Giants safety Landon Collins, a native of New Orleans, thinks the atmosphere in the Superdome creates a comfort zone for the home team.   

Landon Collins of the Giants sacks Drew Brees

Landon Collins of the Giants sacks Drew Brees of the New Orleans Saints in the first quarter at MetLife Stadium on Sept. 18, 2015. Photo Credit: Mike Stobe

The Saints may be coming to MetLife Stadium averaging 34.6 points per game, but the Giants think they have one big edge to slowing them down.

Location.

Sunday will be the Saints’ first outdoor game this season after opening with two at home and beating the Falcons in Atlanta under a closed roof in Week 3. Even with a forecast calling for a perfect fall day with sunshine and temperatures in the 60s, the Giants feel like playing outside will be an ally.

“They’re a different team when they’re away,” safety Landon Collins said. “Their home-field advantage is taken away. They love being in that dome, it’s hard to win in that dome, and when they’re outside of it, it gives the other team a little advantage.”
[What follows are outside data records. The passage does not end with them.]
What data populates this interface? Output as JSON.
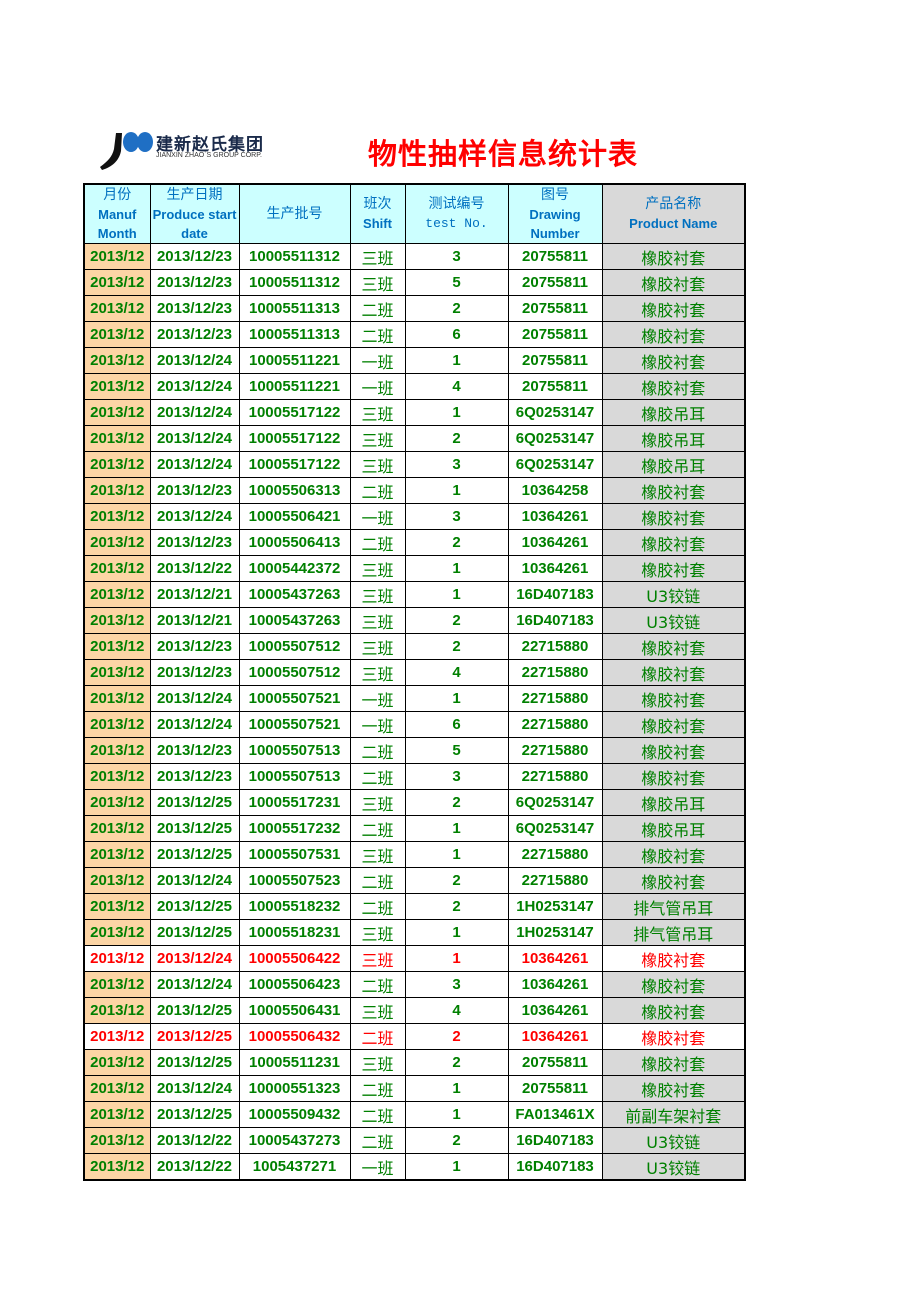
{
  "logo": {
    "name_cn": "建新赵氏集团",
    "name_en": "JIANXIN ZHAO`S GROUP CORP.",
    "icon": "jianxin-logo-mark"
  },
  "title": "物性抽样信息统计表",
  "colors": {
    "header_bg": "#ccffff",
    "header_text": "#0070c0",
    "month_bg": "#fcd5a5",
    "product_bg": "#d9d9d9",
    "normal_text": "#008000",
    "flagged_text": "#ff0000",
    "title": "#ff0000"
  },
  "headers": {
    "month": {
      "cn": "月份",
      "en1": "Manuf",
      "en2": "Month"
    },
    "date": {
      "cn": "生产日期",
      "en1": "Produce start",
      "en2": "date"
    },
    "batch": {
      "cn": "生产批号"
    },
    "shift": {
      "cn": "班次",
      "en1": "Shift"
    },
    "test": {
      "cn": "测试编号",
      "en1": "test No."
    },
    "drawing": {
      "cn": "图号",
      "en1": "Drawing",
      "en2": "Number"
    },
    "product": {
      "cn": "产品名称",
      "en1": "Product Name"
    }
  },
  "rows": [
    {
      "month": "2013/12",
      "date": "2013/12/23",
      "batch": "10005511312",
      "shift": "三班",
      "test": "3",
      "drawing": "20755811",
      "product": "橡胶衬套",
      "flagged": false
    },
    {
      "month": "2013/12",
      "date": "2013/12/23",
      "batch": "10005511312",
      "shift": "三班",
      "test": "5",
      "drawing": "20755811",
      "product": "橡胶衬套",
      "flagged": false
    },
    {
      "month": "2013/12",
      "date": "2013/12/23",
      "batch": "10005511313",
      "shift": "二班",
      "test": "2",
      "drawing": "20755811",
      "product": "橡胶衬套",
      "flagged": false
    },
    {
      "month": "2013/12",
      "date": "2013/12/23",
      "batch": "10005511313",
      "shift": "二班",
      "test": "6",
      "drawing": "20755811",
      "product": "橡胶衬套",
      "flagged": false
    },
    {
      "month": "2013/12",
      "date": "2013/12/24",
      "batch": "10005511221",
      "shift": "一班",
      "test": "1",
      "drawing": "20755811",
      "product": "橡胶衬套",
      "flagged": false
    },
    {
      "month": "2013/12",
      "date": "2013/12/24",
      "batch": "10005511221",
      "shift": "一班",
      "test": "4",
      "drawing": "20755811",
      "product": "橡胶衬套",
      "flagged": false
    },
    {
      "month": "2013/12",
      "date": "2013/12/24",
      "batch": "10005517122",
      "shift": "三班",
      "test": "1",
      "drawing": "6Q0253147",
      "product": "橡胶吊耳",
      "flagged": false
    },
    {
      "month": "2013/12",
      "date": "2013/12/24",
      "batch": "10005517122",
      "shift": "三班",
      "test": "2",
      "drawing": "6Q0253147",
      "product": "橡胶吊耳",
      "flagged": false
    },
    {
      "month": "2013/12",
      "date": "2013/12/24",
      "batch": "10005517122",
      "shift": "三班",
      "test": "3",
      "drawing": "6Q0253147",
      "product": "橡胶吊耳",
      "flagged": false
    },
    {
      "month": "2013/12",
      "date": "2013/12/23",
      "batch": "10005506313",
      "shift": "二班",
      "test": "1",
      "drawing": "10364258",
      "product": "橡胶衬套",
      "flagged": false
    },
    {
      "month": "2013/12",
      "date": "2013/12/24",
      "batch": "10005506421",
      "shift": "一班",
      "test": "3",
      "drawing": "10364261",
      "product": "橡胶衬套",
      "flagged": false
    },
    {
      "month": "2013/12",
      "date": "2013/12/23",
      "batch": "10005506413",
      "shift": "二班",
      "test": "2",
      "drawing": "10364261",
      "product": "橡胶衬套",
      "flagged": false
    },
    {
      "month": "2013/12",
      "date": "2013/12/22",
      "batch": "10005442372",
      "shift": "三班",
      "test": "1",
      "drawing": "10364261",
      "product": "橡胶衬套",
      "flagged": false
    },
    {
      "month": "2013/12",
      "date": "2013/12/21",
      "batch": "10005437263",
      "shift": "三班",
      "test": "1",
      "drawing": "16D407183",
      "product": "U3铰链",
      "flagged": false
    },
    {
      "month": "2013/12",
      "date": "2013/12/21",
      "batch": "10005437263",
      "shift": "三班",
      "test": "2",
      "drawing": "16D407183",
      "product": "U3铰链",
      "flagged": false
    },
    {
      "month": "2013/12",
      "date": "2013/12/23",
      "batch": "10005507512",
      "shift": "三班",
      "test": "2",
      "drawing": "22715880",
      "product": "橡胶衬套",
      "flagged": false
    },
    {
      "month": "2013/12",
      "date": "2013/12/23",
      "batch": "10005507512",
      "shift": "三班",
      "test": "4",
      "drawing": "22715880",
      "product": "橡胶衬套",
      "flagged": false
    },
    {
      "month": "2013/12",
      "date": "2013/12/24",
      "batch": "10005507521",
      "shift": "一班",
      "test": "1",
      "drawing": "22715880",
      "product": "橡胶衬套",
      "flagged": false
    },
    {
      "month": "2013/12",
      "date": "2013/12/24",
      "batch": "10005507521",
      "shift": "一班",
      "test": "6",
      "drawing": "22715880",
      "product": "橡胶衬套",
      "flagged": false
    },
    {
      "month": "2013/12",
      "date": "2013/12/23",
      "batch": "10005507513",
      "shift": "二班",
      "test": "5",
      "drawing": "22715880",
      "product": "橡胶衬套",
      "flagged": false
    },
    {
      "month": "2013/12",
      "date": "2013/12/23",
      "batch": "10005507513",
      "shift": "二班",
      "test": "3",
      "drawing": "22715880",
      "product": "橡胶衬套",
      "flagged": false
    },
    {
      "month": "2013/12",
      "date": "2013/12/25",
      "batch": "10005517231",
      "shift": "三班",
      "test": "2",
      "drawing": "6Q0253147",
      "product": "橡胶吊耳",
      "flagged": false
    },
    {
      "month": "2013/12",
      "date": "2013/12/25",
      "batch": "10005517232",
      "shift": "二班",
      "test": "1",
      "drawing": "6Q0253147",
      "product": "橡胶吊耳",
      "flagged": false
    },
    {
      "month": "2013/12",
      "date": "2013/12/25",
      "batch": "10005507531",
      "shift": "三班",
      "test": "1",
      "drawing": "22715880",
      "product": "橡胶衬套",
      "flagged": false
    },
    {
      "month": "2013/12",
      "date": "2013/12/24",
      "batch": "10005507523",
      "shift": "二班",
      "test": "2",
      "drawing": "22715880",
      "product": "橡胶衬套",
      "flagged": false
    },
    {
      "month": "2013/12",
      "date": "2013/12/25",
      "batch": "10005518232",
      "shift": "二班",
      "test": "2",
      "drawing": "1H0253147",
      "product": "排气管吊耳",
      "flagged": false
    },
    {
      "month": "2013/12",
      "date": "2013/12/25",
      "batch": "10005518231",
      "shift": "三班",
      "test": "1",
      "drawing": "1H0253147",
      "product": "排气管吊耳",
      "flagged": false
    },
    {
      "month": "2013/12",
      "date": "2013/12/24",
      "batch": "10005506422",
      "shift": "三班",
      "test": "1",
      "drawing": "10364261",
      "product": "橡胶衬套",
      "flagged": true
    },
    {
      "month": "2013/12",
      "date": "2013/12/24",
      "batch": "10005506423",
      "shift": "二班",
      "test": "3",
      "drawing": "10364261",
      "product": "橡胶衬套",
      "flagged": false
    },
    {
      "month": "2013/12",
      "date": "2013/12/25",
      "batch": "10005506431",
      "shift": "三班",
      "test": "4",
      "drawing": "10364261",
      "product": "橡胶衬套",
      "flagged": false
    },
    {
      "month": "2013/12",
      "date": "2013/12/25",
      "batch": "10005506432",
      "shift": "二班",
      "test": "2",
      "drawing": "10364261",
      "product": "橡胶衬套",
      "flagged": true
    },
    {
      "month": "2013/12",
      "date": "2013/12/25",
      "batch": "10005511231",
      "shift": "三班",
      "test": "2",
      "drawing": "20755811",
      "product": "橡胶衬套",
      "flagged": false
    },
    {
      "month": "2013/12",
      "date": "2013/12/24",
      "batch": "10000551323",
      "shift": "二班",
      "test": "1",
      "drawing": "20755811",
      "product": "橡胶衬套",
      "flagged": false
    },
    {
      "month": "2013/12",
      "date": "2013/12/25",
      "batch": "10005509432",
      "shift": "二班",
      "test": "1",
      "drawing": "FA013461X",
      "product": "前副车架衬套",
      "flagged": false
    },
    {
      "month": "2013/12",
      "date": "2013/12/22",
      "batch": "10005437273",
      "shift": "二班",
      "test": "2",
      "drawing": "16D407183",
      "product": "U3铰链",
      "flagged": false
    },
    {
      "month": "2013/12",
      "date": "2013/12/22",
      "batch": "1005437271",
      "shift": "一班",
      "test": "1",
      "drawing": "16D407183",
      "product": "U3铰链",
      "flagged": false
    }
  ]
}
The last two meetings between the Giants and the Saints speak to that disparity. In 2015, the Giants went to the Superdome and lost, 52-49, in an epic shootout that saw a number of offensive records fall. A year later, the Saints came to New Jersey and the Giants won, 16-13.

The numbers suggest that the Saints and Drew Brees play better indoors, whether at home or in someone else’s dome. In 121 games outdoors, Brees is 65-56 with 200 touchdowns and 107 interceptions. In 132 climate-controlled games, he is 79-53 with 296 touchdowns and 121 interceptions.

Giants cornerback Janoris Jenkins said there is a noticeable difference “quarterback-wise, Brees, as far as throwing the ball and accuracy and all that” when he is under a natural sky as opposed to a roof.

Pat Shurmur, who coached the Vikings in a dome the last two seasons, downplayed the disparity.

“Some people have said that, they’re more explosive at home in the dome and all that,” he said. “I don’t know. They’re pretty explosive on offense … and you’re dealing with a guy that’s Drew Brees, who is one of the best.”

The geographical home team has won 10 of the past 11 meetings between the Giants and Saints going back to 1997 (the Giants, technically the visiting team, won at Giants Stadium in 2005, when the Saints were displaced by Hurricane Katrina).

Collins, who grew up in New Orleans, said he isn’t certain why the Saints are so much more difficult to beat when they are at home.

“I don’t think it’s the fans, I think it’s the atmosphere,” he said. “They’re at home, they know their stadium, they know the feel of their field and stuff like that.”

This week, though, the Giants will have that advantage.

Notes & quotes: LB Olivier Vernon was limited in practice Wednesday, his first action since suffering a high ankle sprain Aug. 26. He participated in individual drills during the portion of practice open to the media … The Giants had a long list of players who did not practice: CB Eli Apple (groin), DT Damon Harrison (knee), LB Connor Barwin (knee), TE Evan Engram (knee), CB Antonio Hamilton (groin), WR Cody Latimer (knee) and RB Jonathan Stewart (foot) … RB Saquon Barkley was a full participant in practice but wore a sleeve on his right knee. He missed several snaps in Sunday’s game after taking a hit on that knee.

New York Sports